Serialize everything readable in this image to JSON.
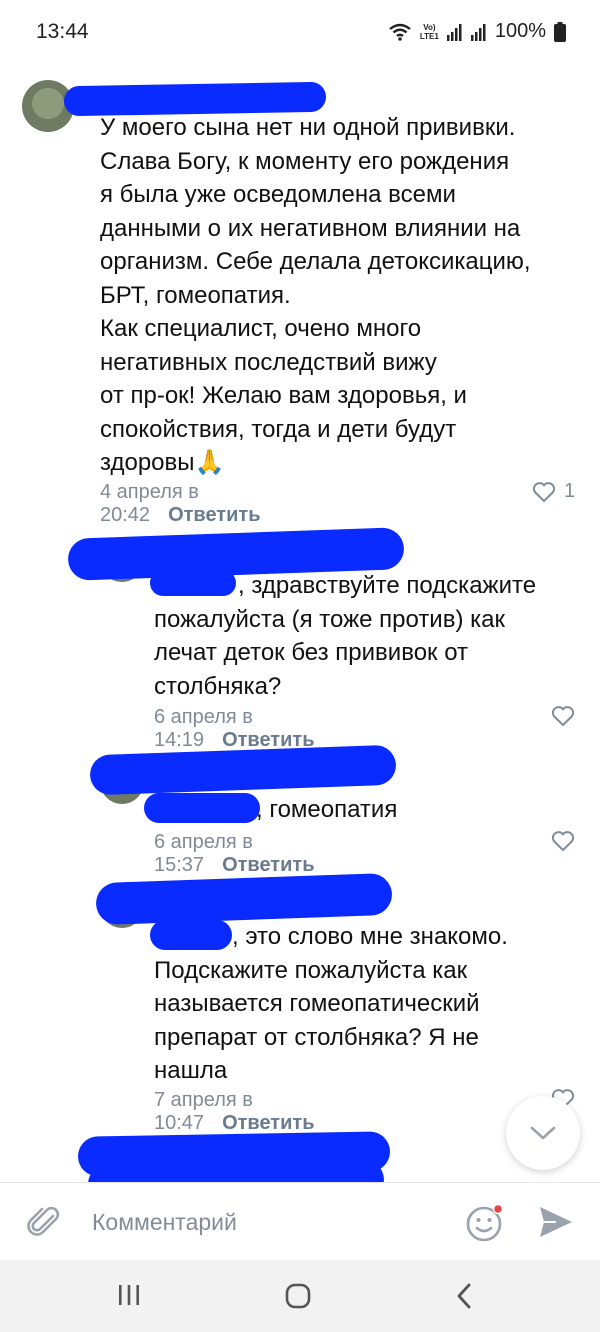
{
  "status_bar": {
    "time": "13:44",
    "network_label_top": "Vo)",
    "network_label_bottom": "LTE1",
    "battery": "100%",
    "icons": [
      "wifi-icon",
      "volte-icon",
      "signal-icon",
      "signal-icon",
      "battery-icon"
    ]
  },
  "comments": [
    {
      "text": "У моего сына нет ни одной прививки.\nСлава Богу, к моменту его рождения\nя была уже осведомлена всеми\nданными о их негативном влиянии на\nорганизм. Себе делала детоксикацию,\nБРТ, гомеопатия.\nКак специалист, очено много\nнегативных последствий вижу\nот пр-ок!  Желаю вам здоровья, и\nспокойствия, тогда и дети будут\nздоровы🙏",
      "date": "4 апреля в 20:42",
      "reply": "Ответить",
      "likes": "1"
    },
    {
      "text": ", здравствуйте подскажите\nпожалуйста (я тоже против) как\nлечат деток без прививок от\nстолбняка?",
      "date": "6 апреля в 14:19",
      "reply": "Ответить"
    },
    {
      "text": ", гомеопатия",
      "date": "6 апреля в 15:37",
      "reply": "Ответить"
    },
    {
      "text": ", это слово мне знакомо.\nПодскажите пожалуйста как\nназывается гомеопатический\nпрепарат от столбняка? Я не\nнашла",
      "date": "7 апреля в 10:47",
      "reply": "Ответить"
    }
  ],
  "composer": {
    "placeholder": "Комментарий",
    "icons": [
      "attach-icon",
      "emoji-icon",
      "send-icon"
    ]
  },
  "fab": {
    "icon": "chevron-down-icon"
  },
  "nav": {
    "icons": [
      "recents-icon",
      "home-icon",
      "back-icon"
    ]
  },
  "colors": {
    "accent": "#99a2ad",
    "redaction": "#0a2bff",
    "meta": "#808a97",
    "badge": "#e64646"
  }
}
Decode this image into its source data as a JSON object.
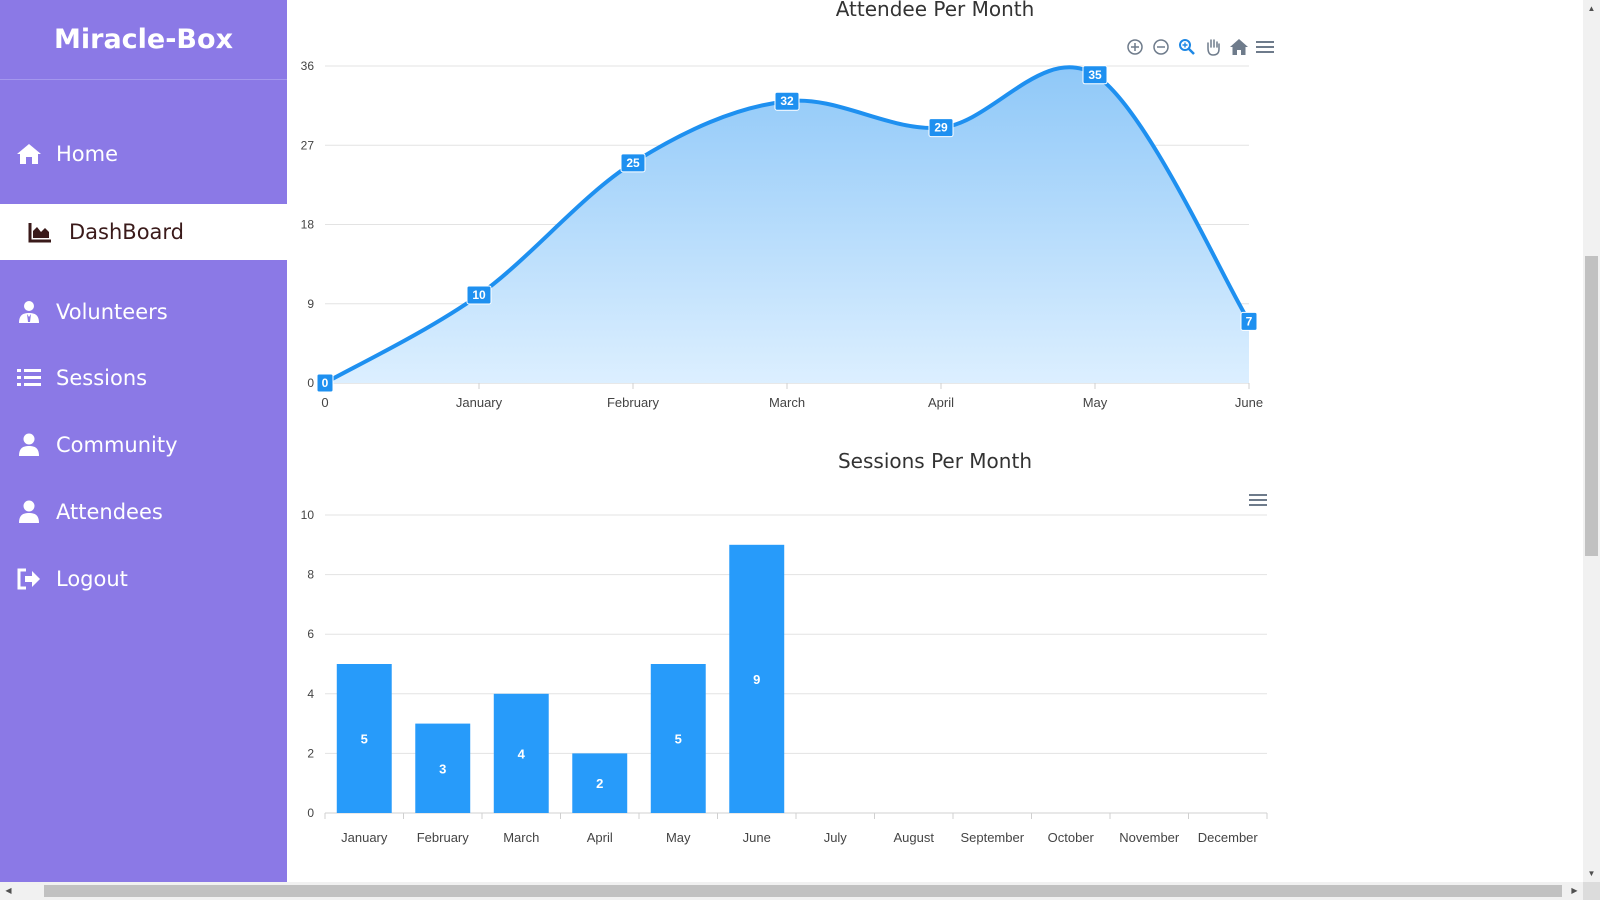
{
  "app": {
    "brand": "Miracle-Box"
  },
  "sidebar": {
    "items": [
      {
        "label": "Home",
        "icon": "home-icon",
        "active": false
      },
      {
        "label": "DashBoard",
        "icon": "chart-area-icon",
        "active": true
      },
      {
        "label": "Volunteers",
        "icon": "user-tie-icon",
        "active": false
      },
      {
        "label": "Sessions",
        "icon": "list-icon",
        "active": false
      },
      {
        "label": "Community",
        "icon": "user-icon",
        "active": false
      },
      {
        "label": "Attendees",
        "icon": "user-icon",
        "active": false
      },
      {
        "label": "Logout",
        "icon": "sign-out-icon",
        "active": false
      }
    ]
  },
  "colors": {
    "sidebar": "#8b79e6",
    "series": "#1e90f0",
    "active_text": "#3a1a1a"
  },
  "chart_data": [
    {
      "type": "area",
      "title": "Attendee Per Month",
      "categories": [
        "0",
        "January",
        "February",
        "March",
        "April",
        "May",
        "June"
      ],
      "values": [
        0,
        10,
        25,
        32,
        29,
        35,
        7
      ],
      "yticks": [
        0,
        9,
        18,
        27,
        36
      ],
      "ylim": [
        0,
        36
      ],
      "grid": true,
      "toolbar": [
        "zoom-in-icon",
        "zoom-out-icon",
        "zoom-select-icon",
        "pan-hand-icon",
        "reset-home-icon",
        "menu-icon"
      ]
    },
    {
      "type": "bar",
      "title": "Sessions Per Month",
      "categories": [
        "January",
        "February",
        "March",
        "April",
        "May",
        "June",
        "July",
        "August",
        "September",
        "October",
        "November",
        "December"
      ],
      "values": [
        5,
        3,
        4,
        2,
        5,
        9,
        null,
        null,
        null,
        null,
        null,
        null
      ],
      "yticks": [
        0,
        2,
        4,
        6,
        8,
        10
      ],
      "ylim": [
        0,
        10
      ],
      "grid": true,
      "toolbar": [
        "menu-icon"
      ]
    }
  ]
}
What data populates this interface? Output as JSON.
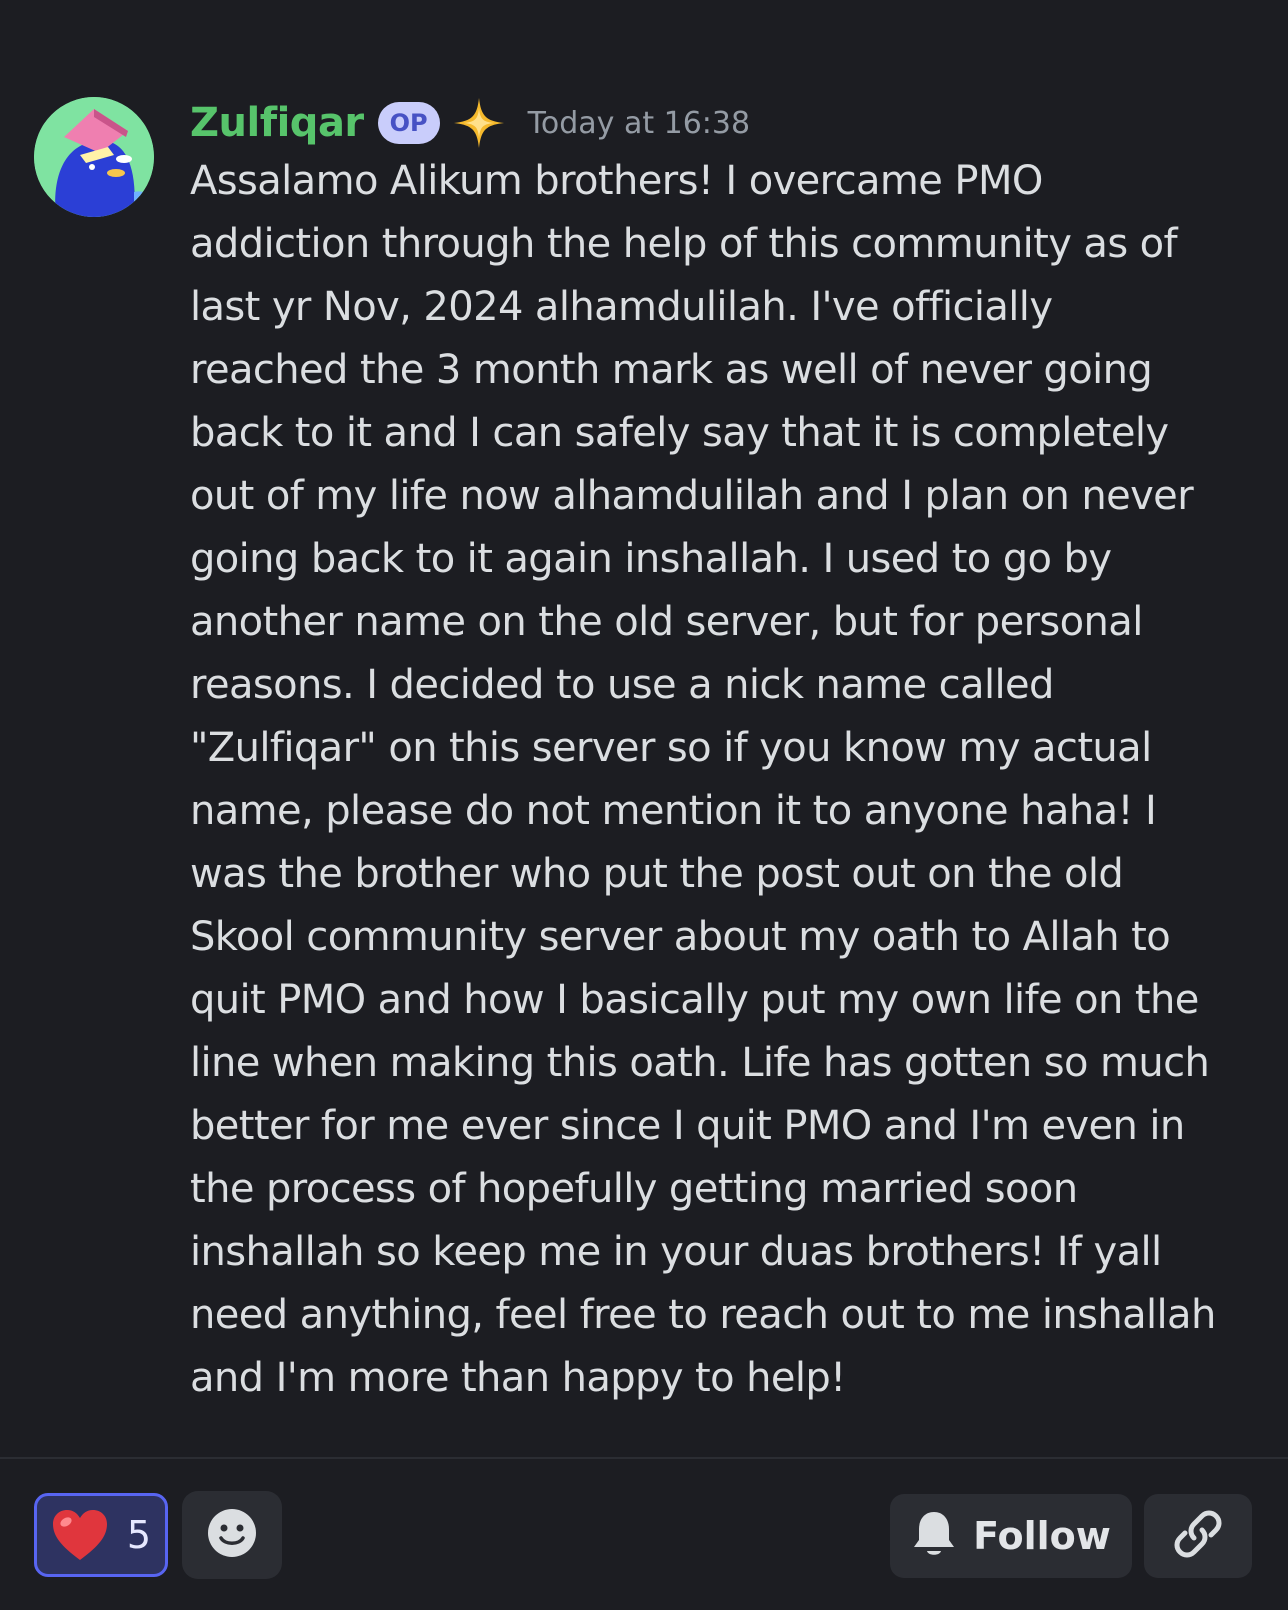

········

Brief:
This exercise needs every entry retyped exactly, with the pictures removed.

Exercise solution:
Serialize everything readable in this image to JSON.
{
  "status_bar": {
    "time": "13:44",
    "network_label_top": "Vo)",
    "network_label_bottom": "LTE1",
    "battery": "100%",
    "icons": [
      "wifi-icon",
      "volte-icon",
      "signal-icon",
      "signal-icon",
      "battery-icon"
    ]
  },
  "comments": [
    {
      "text": "У моего сына нет ни одной прививки.\nСлава Богу, к моменту его рождения\nя была уже осведомлена всеми\nданными о их негативном влиянии на\nорганизм. Себе делала детоксикацию,\nБРТ, гомеопатия.\nКак специалист, очено много\nнегативных последствий вижу\nот пр-ок!  Желаю вам здоровья, и\nспокойствия, тогда и дети будут\nздоровы🙏",
      "date": "4 апреля в 20:42",
      "reply": "Ответить",
      "likes": "1"
    },
    {
      "text": ", здравствуйте подскажите\nпожалуйста (я тоже против) как\nлечат деток без прививок от\nстолбняка?",
      "date": "6 апреля в 14:19",
      "reply": "Ответить"
    },
    {
      "text": ", гомеопатия",
      "date": "6 апреля в 15:37",
      "reply": "Ответить"
    },
    {
      "text": ", это слово мне знакомо.\nПодскажите пожалуйста как\nназывается гомеопатический\nпрепарат от столбняка? Я не\nнашла",
      "date": "7 апреля в 10:47",
      "reply": "Ответить"
    }
  ],
  "composer": {
    "placeholder": "Комментарий",
    "icons": [
      "attach-icon",
      "emoji-icon",
      "send-icon"
    ]
  },
  "fab": {
    "icon": "chevron-down-icon"
  },
  "nav": {
    "icons": [
      "recents-icon",
      "home-icon",
      "back-icon"
    ]
  },
  "colors": {
    "accent": "#99a2ad",
    "redaction": "#0a2bff",
    "meta": "#808a97",
    "badge": "#e64646"
  }
}
Decode this image into its source data as a JSON object.
{
  "app": {
    "brand": "Miracle-Box"
  },
  "sidebar": {
    "items": [
      {
        "label": "Home",
        "icon": "home-icon",
        "active": false
      },
      {
        "label": "DashBoard",
        "icon": "chart-area-icon",
        "active": true
      },
      {
        "label": "Volunteers",
        "icon": "user-tie-icon",
        "active": false
      },
      {
        "label": "Sessions",
        "icon": "list-icon",
        "active": false
      },
      {
        "label": "Community",
        "icon": "user-icon",
        "active": false
      },
      {
        "label": "Attendees",
        "icon": "user-icon",
        "active": false
      },
      {
        "label": "Logout",
        "icon": "sign-out-icon",
        "active": false
      }
    ]
  },
  "colors": {
    "sidebar": "#8b79e6",
    "series": "#1e90f0",
    "active_text": "#3a1a1a"
  },
  "chart_data": [
    {
      "type": "area",
      "title": "Attendee Per Month",
      "categories": [
        "0",
        "January",
        "February",
        "March",
        "April",
        "May",
        "June"
      ],
      "values": [
        0,
        10,
        25,
        32,
        29,
        35,
        7
      ],
      "yticks": [
        0,
        9,
        18,
        27,
        36
      ],
      "ylim": [
        0,
        36
      ],
      "grid": true,
      "toolbar": [
        "zoom-in-icon",
        "zoom-out-icon",
        "zoom-select-icon",
        "pan-hand-icon",
        "reset-home-icon",
        "menu-icon"
      ]
    },
    {
      "type": "bar",
      "title": "Sessions Per Month",
      "categories": [
        "January",
        "February",
        "March",
        "April",
        "May",
        "June",
        "July",
        "August",
        "September",
        "October",
        "November",
        "December"
      ],
      "values": [
        5,
        3,
        4,
        2,
        5,
        9,
        null,
        null,
        null,
        null,
        null,
        null
      ],
      "yticks": [
        0,
        2,
        4,
        6,
        8,
        10
      ],
      "ylim": [
        0,
        10
      ],
      "grid": true,
      "toolbar": [
        "menu-icon"
      ]
    }
  ]
}
What data populates this interface? Output as JSON.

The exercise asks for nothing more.